Japanese to English Translation of Justin Bieber in Google Translate is…

February 11, 2011

So I had some time on my hands and I was playing around with Google Translate, which I think shows a lot of promise, but still has some weaknesses as well. The main weakness is that it’s well a machine.
I don’t know what possessed me to do this but in the Japanese to English translation interface I plugged in the katakana for Justin Bieber which looks like this:


Below is a screen shot of Google’s epic fail translation.


1 ?? Tim February 12, 2011 at 1:00 pm

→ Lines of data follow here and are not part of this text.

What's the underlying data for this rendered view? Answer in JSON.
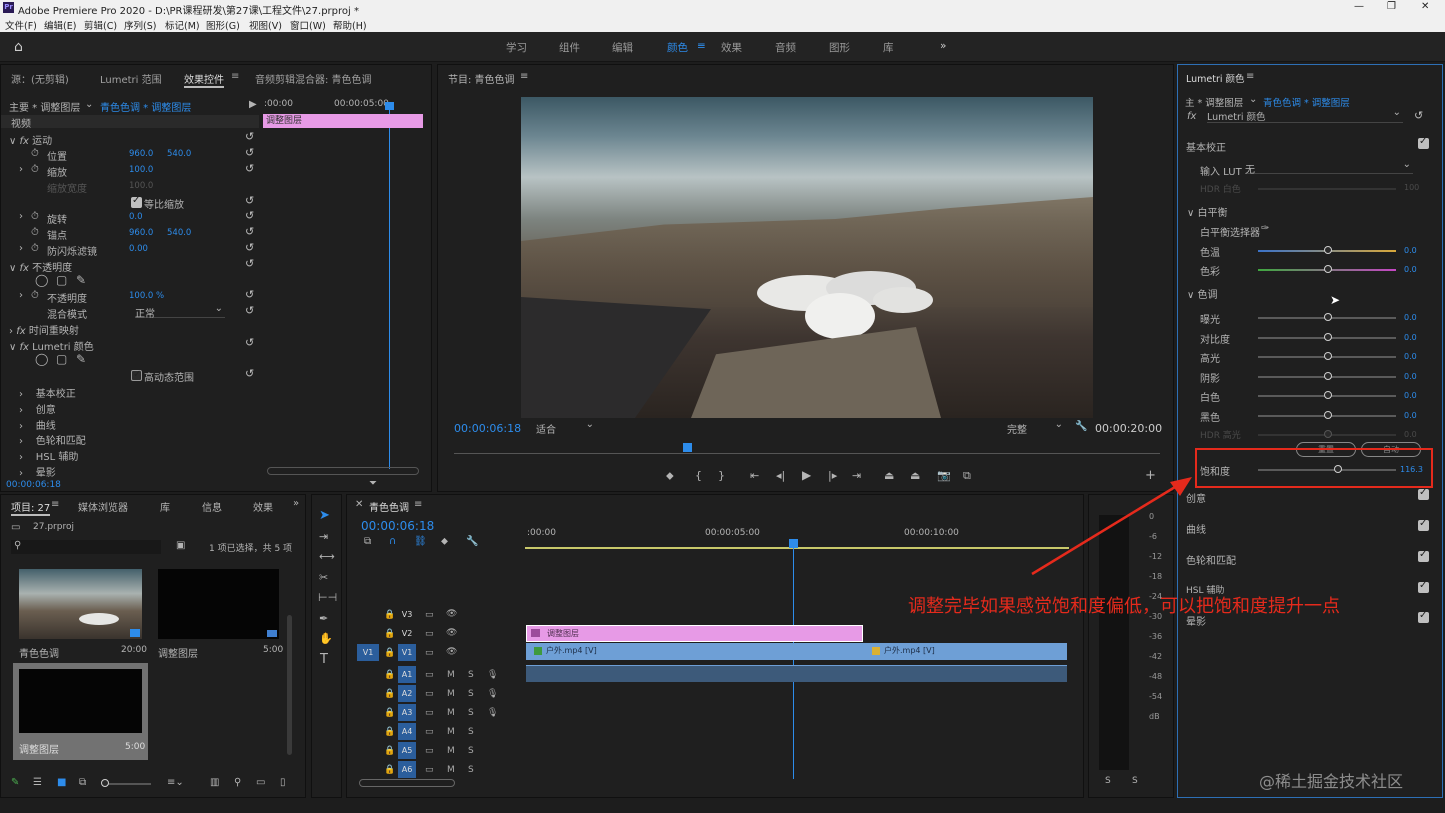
{
  "titlebar": {
    "title": "Adobe Premiere Pro 2020 - D:\\PR课程研发\\第27课\\工程文件\\27.prproj *",
    "min": "—",
    "max": "❐",
    "close": "✕"
  },
  "menu": [
    "文件(F)",
    "编辑(E)",
    "剪辑(C)",
    "序列(S)",
    "标记(M)",
    "图形(G)",
    "视图(V)",
    "窗口(W)",
    "帮助(H)"
  ],
  "workspaces": [
    "学习",
    "组件",
    "编辑",
    "颜色",
    "效果",
    "音频",
    "图形",
    "库"
  ],
  "workspaces_active": "颜色",
  "effects_panel": {
    "tabs": [
      "源：(无剪辑)",
      "Lumetri 范围",
      "效果控件",
      "音频剪辑混合器: 青色色调"
    ],
    "master_label": "主要 * 调整图层",
    "clip_label": "青色色调 * 调整图层",
    "ruler_start": ":00:00",
    "ruler_mid": "00:00:05:00",
    "clip_bar": "调整图层",
    "video_header": "视频",
    "rows": {
      "motion": "运动",
      "position": "位置",
      "position_x": "960.0",
      "position_y": "540.0",
      "scale": "缩放",
      "scale_v": "100.0",
      "scale_w": "缩放宽度",
      "scale_w_v": "100.0",
      "uniform": "等比缩放",
      "rotation": "旋转",
      "rotation_v": "0.0",
      "anchor": "锚点",
      "anchor_x": "960.0",
      "anchor_y": "540.0",
      "antiflicker": "防闪烁滤镜",
      "antiflicker_v": "0.00",
      "opacity_grp": "不透明度",
      "opacity": "不透明度",
      "opacity_v": "100.0 %",
      "blend": "混合模式",
      "blend_v": "正常",
      "timeremap": "时间重映射",
      "lumetri": "Lumetri 颜色",
      "hdr": "高动态范围",
      "basic": "基本校正",
      "creative": "创意",
      "curves": "曲线",
      "wheels": "色轮和匹配",
      "hsl": "HSL 辅助",
      "vignette": "晕影"
    },
    "timecode": "00:00:06:18"
  },
  "program": {
    "title": "节目: 青色色调",
    "timecode": "00:00:06:18",
    "fit": "适合",
    "quality": "完整",
    "duration": "00:00:20:00"
  },
  "project": {
    "tabs": [
      "项目: 27",
      "媒体浏览器",
      "库",
      "信息",
      "效果"
    ],
    "file": "27.prproj",
    "selection": "1 项已选择，共 5 项",
    "items": [
      {
        "name": "青色色调",
        "dur": "20:00"
      },
      {
        "name": "调整图层",
        "dur": "5:00"
      },
      {
        "name": "调整图层",
        "dur": "5:00"
      }
    ]
  },
  "timeline": {
    "title": "青色色调",
    "timecode": "00:00:06:18",
    "ruler": [
      ":00:00",
      "00:00:05:00",
      "00:00:10:00"
    ],
    "tracks_v": [
      "V3",
      "V2",
      "V1"
    ],
    "tracks_a": [
      "A1",
      "A2",
      "A3",
      "A4",
      "A5",
      "A6"
    ],
    "src_v": "V1",
    "clip_adj": "调整图层",
    "clip_a": "户外.mp4 [V]",
    "clip_b": "户外.mp4 [V]",
    "meter_scale": [
      "0",
      "-6",
      "-12",
      "-18",
      "-24",
      "-30",
      "-36",
      "-42",
      "-48",
      "-54",
      "dB"
    ],
    "meter_solo": [
      "S",
      "S"
    ]
  },
  "lumetri": {
    "title": "Lumetri 颜色",
    "master": "主 * 调整图层",
    "clip": "青色色调 * 调整图层",
    "effect": "Lumetri 颜色",
    "basic": "基本校正",
    "lut_label": "输入 LUT",
    "lut_value": "无",
    "hdr_white": "HDR 白色",
    "hdr_white_v": "100",
    "wb": "白平衡",
    "wb_selector": "白平衡选择器",
    "temp": "色温",
    "temp_v": "0.0",
    "tint": "色彩",
    "tint_v": "0.0",
    "tone": "色调",
    "sliders": [
      {
        "label": "曝光",
        "value": "0.0"
      },
      {
        "label": "对比度",
        "value": "0.0"
      },
      {
        "label": "高光",
        "value": "0.0"
      },
      {
        "label": "阴影",
        "value": "0.0"
      },
      {
        "label": "白色",
        "value": "0.0"
      },
      {
        "label": "黑色",
        "value": "0.0"
      },
      {
        "label": "HDR 高光",
        "value": "0.0"
      }
    ],
    "reset_btn": "重置",
    "auto_btn": "自动",
    "saturation": "饱和度",
    "saturation_v": "116.3",
    "sections": [
      "创意",
      "曲线",
      "色轮和匹配",
      "HSL 辅助",
      "晕影"
    ]
  },
  "annotation": {
    "text": "调整完毕如果感觉饱和度偏低，可以把饱和度提升一点",
    "color": "#e52a1c"
  },
  "watermark": "@稀土掘金技术社区",
  "colors": {
    "accent": "#2d8ceb",
    "adjustment_clip": "#e79ae6",
    "video_clip": "#6e9fd6"
  }
}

Haha, that’s so weird. I tried with other names and they all seem to come out fine.

Another weird one though:

キャメロン = Cameron
きゃめろん = Melon bloody murder (wtf?!?!)

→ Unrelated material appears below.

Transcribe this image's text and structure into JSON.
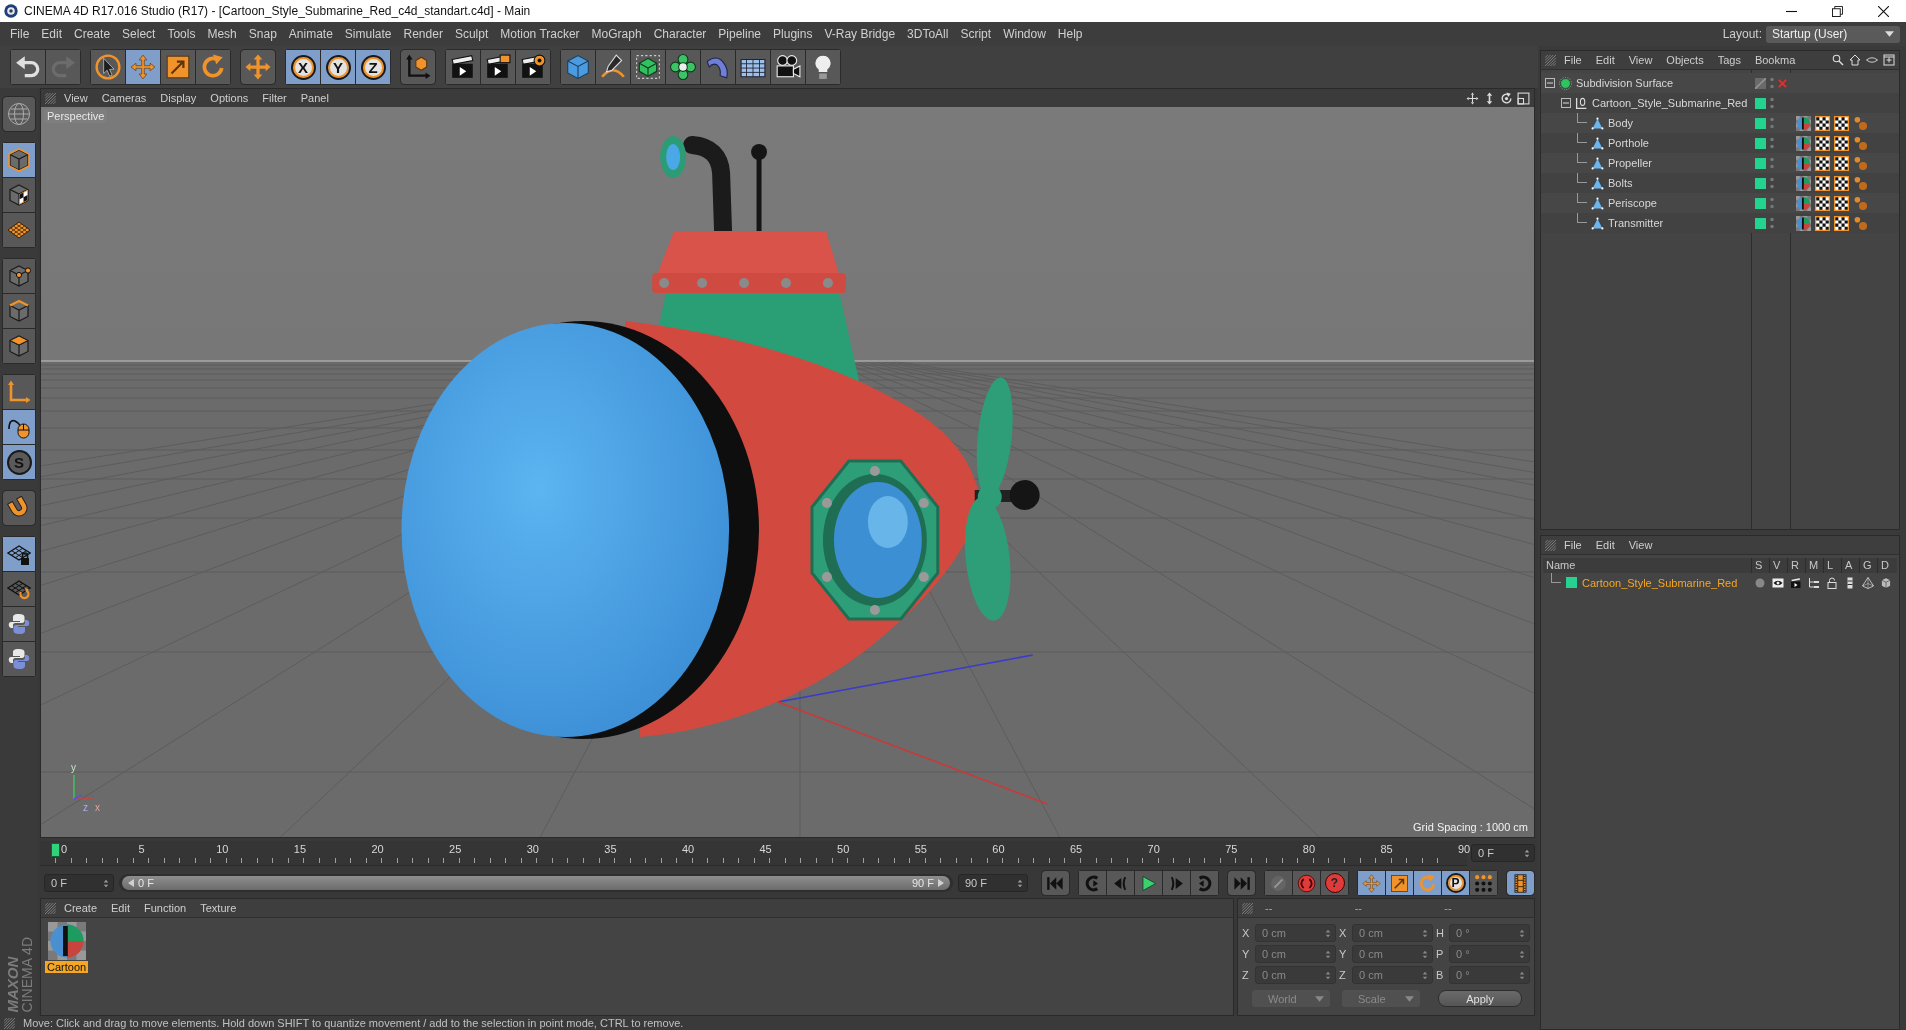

2 jay@newzjapan February 12, 2011 at 1:46 pm

I guess kya is the screaming sound when someone’s surprised, right. So a melon is scaring someone?

I’m pretty sure that the reason for the Justin Bieber one is that because Ludacris showed up on a version of one of his songs the katakana for justin bieber and english for ludacris became associated.

Seriously speaking, I think one of the biggest weaknesses of Google translate is that it only gives you one option. There are a lot of homophones in Japan so without kanji or context it’s not easy to give a one shot answer.

Just to check I put かえる into Google translate and got “hatch”. I think the “hatch” meaning is pretty far down the list of possible meanings. The kanji is a real killer too (but not too hard when you look at the parts that make the whole) – 孵る

3 Tim February 12, 2011 at 2:47 pm

I guessed that might be it. Like “OMG Melon!”.

Yeah, they’ve got their work cut out for them with the homophones. That’s why people who claim that Kanji should be scrapped don’t have a clue. The Japanese language doesn’t work without it.

家に帰る = Go home
家にかえる = Frog house?

4 jay@newzjapan February 14, 2011 at 3:11 pm

Something fun to teach, if you happen to be a teacher, is guessing the meanings of words by context. It’s not a skill they really need to use when reading.

Tim, I have the same love for kanji. Without kanji, I wouldn’t know if there was a frog in the story, something hatching, someone changing or going home or what?

Come to think of it, one of the Japanese Language Proficiency Test Level 1 kanji question types are homophones, and different kanji with the same reading. Don’t even get me started on the kanji that have the same root and same pronunciation for which the only difference is the radical, and even then the radical can be similar like tsuchihen, tehen, and gyoninben or takekanmuri and kusakanmuri.

Still lots of fun though.